The award allows early-career investigators to explore highly innovative and impactful research projects. Zhu is the project's principal investigator and was awarded more than $600,473 over three years. The research will build on novel optical spectroscopic technology that provides non-destructive metabolic characterization of in vitro cell models and patient-derived tumor organoids for translational applications.

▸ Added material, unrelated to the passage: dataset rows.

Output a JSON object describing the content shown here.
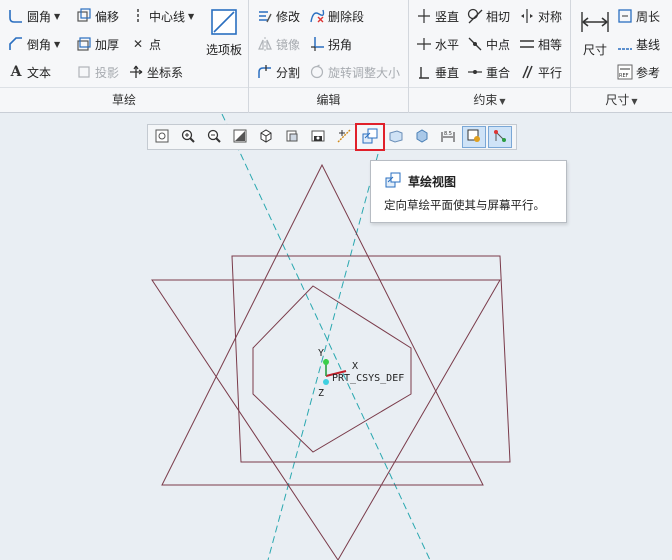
{
  "ribbon": {
    "groups": {
      "sketch": {
        "label": "草绘"
      },
      "edit": {
        "label": "编辑"
      },
      "constraint": {
        "label": "约束"
      },
      "dimension": {
        "label": "尺寸"
      }
    },
    "sketch": {
      "fillet": "圆角",
      "chamfer": "倒角",
      "text": "文本",
      "offset": "偏移",
      "thicken": "加厚",
      "project": "投影",
      "centerline": "中心线",
      "point": "点",
      "csys": "坐标系",
      "palette": "选项板"
    },
    "edit": {
      "modify": "修改",
      "delete_segment": "删除段",
      "mirror": "镜像",
      "corner": "拐角",
      "divide": "分割",
      "rotate_resize": "旋转调整大小"
    },
    "constraint": {
      "vertical": "竖直",
      "horizontal": "水平",
      "perpendicular": "垂直",
      "tangent": "相切",
      "midpoint": "中点",
      "coincident": "重合",
      "symmetric": "对称",
      "equal": "相等",
      "parallel": "平行"
    },
    "dimension": {
      "dimension": "尺寸",
      "perimeter": "周长",
      "baseline": "基线",
      "reference": "参考"
    }
  },
  "tooltip": {
    "title": "草绘视图",
    "description": "定向草绘平面使其与屏幕平行。"
  },
  "canvas": {
    "csys_label": "PRT_CSYS_DEF",
    "axis_x": "X",
    "axis_y": "Y",
    "axis_z": "Z"
  },
  "colors": {
    "sketch_line": "#7a3b4a",
    "centerline": "#2aa8b0",
    "highlight": "#e0202a",
    "active_button": "#cfe3f7"
  }
}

To maximize cancer patients' survival rate post-therapy, patient-derived organoids are widely used to study the role of tumor metabolism reprogramming in tumor growth and survival under therapeutics stresses. Though conducting longitudinal metabolic measurements on the same tumor sample during a course of therapy is critical for therapeutic studies, there are surprisingly few techniques that can provide a systems-level view of tumor metabolism on organoids non-destructively. Relying on the non-invasive nature of optical technique, this project seeks to fill the critical technical gap by developing an optical spectroscopic assay that will enable non-destructive high-throughput metabolism measurement on in vitro cancer models and organoids in real-time to advance cancer research. To demonstrate the translational potential of the technology, Zhu formed a multidisciplinary research team at the University of Kentucky to develop novel metabolic strategies for breast cancer radiotherapy responses pre-evaluation.

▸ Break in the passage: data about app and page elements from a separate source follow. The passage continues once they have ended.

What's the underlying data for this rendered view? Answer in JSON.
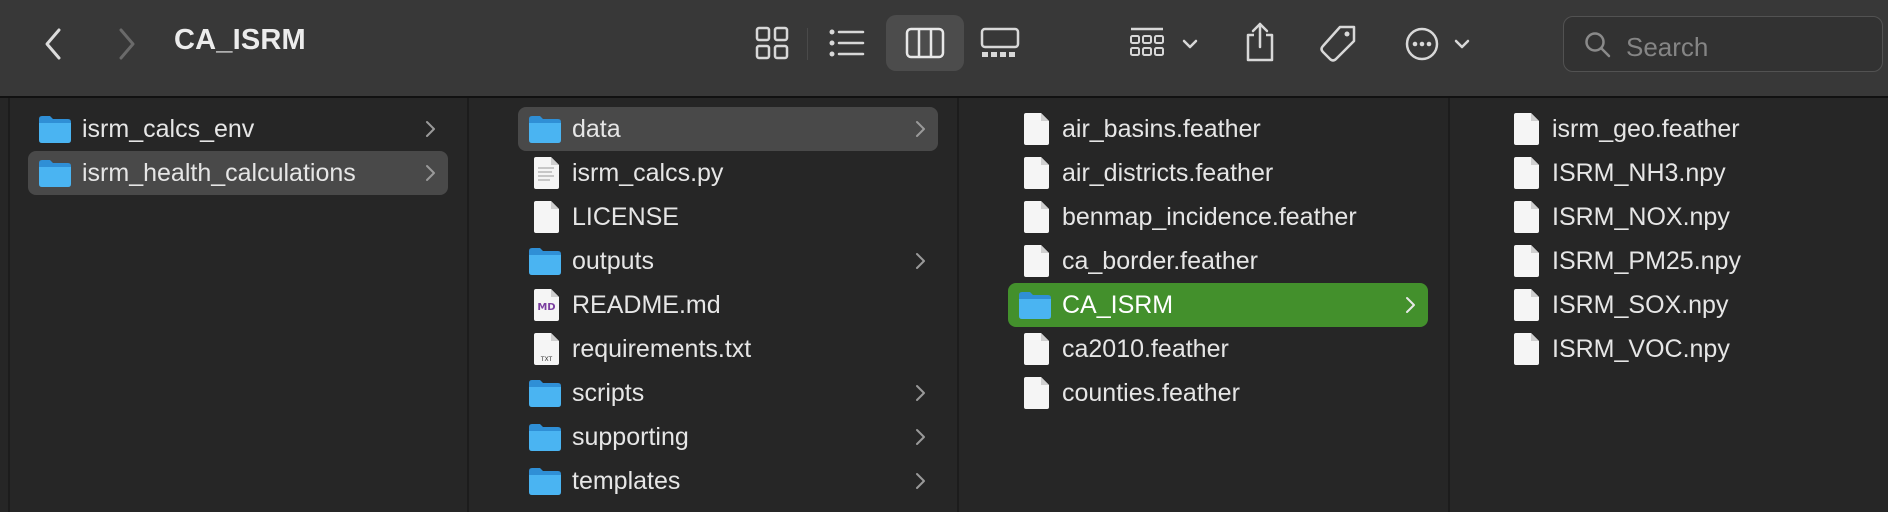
{
  "window": {
    "title": "CA_ISRM"
  },
  "toolbar": {
    "back_icon": "chevron-left-icon",
    "forward_icon": "chevron-right-icon",
    "view_modes": [
      "icon-view-icon",
      "list-view-icon",
      "column-view-icon",
      "gallery-view-icon"
    ],
    "selected_view": "column-view-icon",
    "group_icon": "group-by-icon",
    "share_icon": "share-icon",
    "tag_icon": "tag-icon",
    "more_icon": "ellipsis-circle-icon",
    "search_placeholder": "Search"
  },
  "colors": {
    "accent_selected": "#43902c",
    "folder": "#3aa8ee",
    "inactive_selection": "#494949"
  },
  "columns": [
    {
      "items": [
        {
          "name": "isrm_calcs_env",
          "kind": "folder",
          "has_children": true,
          "selected": false
        },
        {
          "name": "isrm_health_calculations",
          "kind": "folder",
          "has_children": true,
          "selected": true
        }
      ]
    },
    {
      "items": [
        {
          "name": "data",
          "kind": "folder",
          "has_children": true,
          "selected": true
        },
        {
          "name": "isrm_calcs.py",
          "kind": "python",
          "has_children": false,
          "selected": false
        },
        {
          "name": "LICENSE",
          "kind": "file",
          "has_children": false,
          "selected": false
        },
        {
          "name": "outputs",
          "kind": "folder",
          "has_children": true,
          "selected": false
        },
        {
          "name": "README.md",
          "kind": "markdown",
          "has_children": false,
          "selected": false
        },
        {
          "name": "requirements.txt",
          "kind": "text",
          "has_children": false,
          "selected": false
        },
        {
          "name": "scripts",
          "kind": "folder",
          "has_children": true,
          "selected": false
        },
        {
          "name": "supporting",
          "kind": "folder",
          "has_children": true,
          "selected": false
        },
        {
          "name": "templates",
          "kind": "folder",
          "has_children": true,
          "selected": false
        }
      ]
    },
    {
      "items": [
        {
          "name": "air_basins.feather",
          "kind": "file",
          "has_children": false,
          "selected": false
        },
        {
          "name": "air_districts.feather",
          "kind": "file",
          "has_children": false,
          "selected": false
        },
        {
          "name": "benmap_incidence.feather",
          "kind": "file",
          "has_children": false,
          "selected": false
        },
        {
          "name": "ca_border.feather",
          "kind": "file",
          "has_children": false,
          "selected": false
        },
        {
          "name": "CA_ISRM",
          "kind": "folder",
          "has_children": true,
          "selected": true,
          "active": true
        },
        {
          "name": "ca2010.feather",
          "kind": "file",
          "has_children": false,
          "selected": false
        },
        {
          "name": "counties.feather",
          "kind": "file",
          "has_children": false,
          "selected": false
        }
      ]
    },
    {
      "items": [
        {
          "name": "isrm_geo.feather",
          "kind": "file",
          "has_children": false,
          "selected": false
        },
        {
          "name": "ISRM_NH3.npy",
          "kind": "file",
          "has_children": false,
          "selected": false
        },
        {
          "name": "ISRM_NOX.npy",
          "kind": "file",
          "has_children": false,
          "selected": false
        },
        {
          "name": "ISRM_PM25.npy",
          "kind": "file",
          "has_children": false,
          "selected": false
        },
        {
          "name": "ISRM_SOX.npy",
          "kind": "file",
          "has_children": false,
          "selected": false
        },
        {
          "name": "ISRM_VOC.npy",
          "kind": "file",
          "has_children": false,
          "selected": false
        }
      ]
    }
  ]
}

The team members include Teresa Fan (an expert in tumor metabolism and organotypic tumor culture), DXiaoqin Wang (an expert in breast cancer radiation imaging and diagnosis),Dr. Peng Wang (an expert in the machine learning algorithm), and Chi Wang (an expert in biostatistics).
Through these translational studies, the team endeavors to move toward personalized RT that will add to the standard of care for Breast Cancer patients. If successful, the imaging techniques developed could impact patient care at the Markey Cancer Center, the National Cancer Institute-designated center in the entire state of Kentucky. This project was initially supported by the University Kentucky Igniting Research Collaborations pilot grant awarded in 2021.
Research reported in this publication was supported by the National Institute of Biomedical Imaging and Bioengineering of the National Institutes of Health under Award Number R21EB032515. The content is solely the responsibility of the authors and does not necessarily represent the official views of the National Institutes of Health.